Patience is always virtue.
Late October, early November has always been a renowned poor period for punters. The flat horses are winding down for the season and the jumpers are only threading the surface.
I grasp it’s hard to be patient as a punter, to sit back and just watch the racing. It’s comparable to going to the hairdressers and leaving without getting your hair-cut however if you don’t want to be out-of-pocket I’d advise to keep betting stakes to a minimal at the moment. The racing currently is full of quality, yet deficient on any sort of money-spinning value to punters. Look at the beaten dockets covering the bookmakers floor.
The competitive flat season is now over, the stragglers are now having their concluding runs of the long season, visibly running on hot-air. The lower rated horses are searching for glory on the all-weather now the bigger stables are taking a well-earned break. Owners needs some sort of prize-money to keep the show on the road. That leaves punters in the dilemma of struggling to read the flat form angles. Perceptibly the flat ”winter form” don’t make straightforward reading. Its undependable, a lot of guesswork and market-movers is your only chance of a winner realistically.

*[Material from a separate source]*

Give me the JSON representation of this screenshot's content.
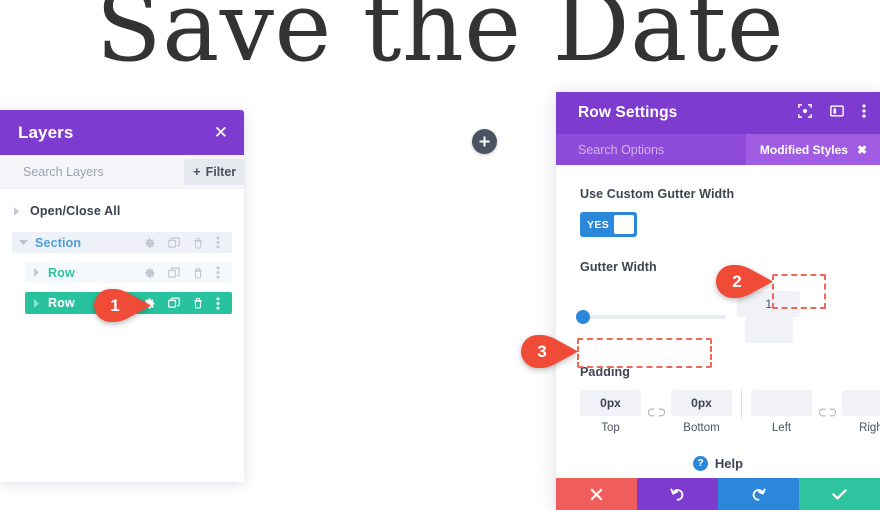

The similar situation can be related to the fresh national hunt season, as most of the participants are coming back of extensive breaks, bookies pricing them up on last season’s form figures, preying on the vulnerable punters giving them prohibitive odds for a thoroughbred on their seasonal return. Generally, a group one winning horse can go off 1/3, that rates no value for a theoretically ring-rusty horse who is not going to be given a power-packed ride on return, a good blow out Is more the design. It’s a long season in front of them, why would any trainer want to play their hand-fully in November.
The majority of the star horses are ready to roll on return, but no way do they merits punters backing them as long odds on shot, one loss will almost eat away at all the winning one’s profit if you do your maths properly it’s a win-win situation for bookies. The punters are being given zero value.

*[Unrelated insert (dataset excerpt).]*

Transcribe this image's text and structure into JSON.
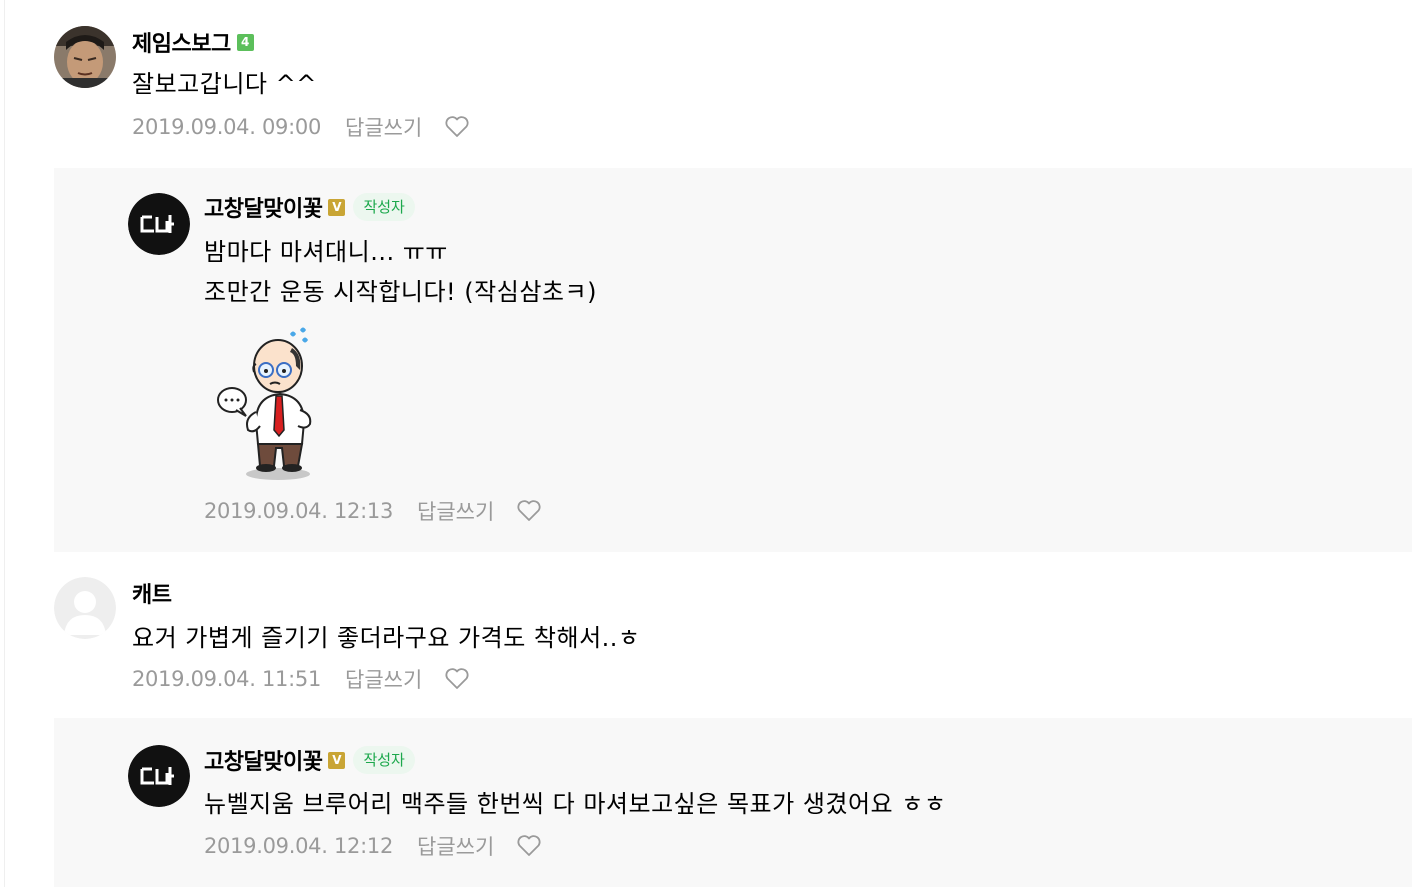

I have talked to several prominent trainers who have all stated
“Our horses will be trying first time out however they sometimes need a good run to find their stride fully”
Them sort of statements put everything into perspective punters need to more sensible. The racing now is more of a watching brief. Keep your powder dry for the mouth-watering December racing when there are more attractive assignments to be won and the contenders are more equipped to be competitive.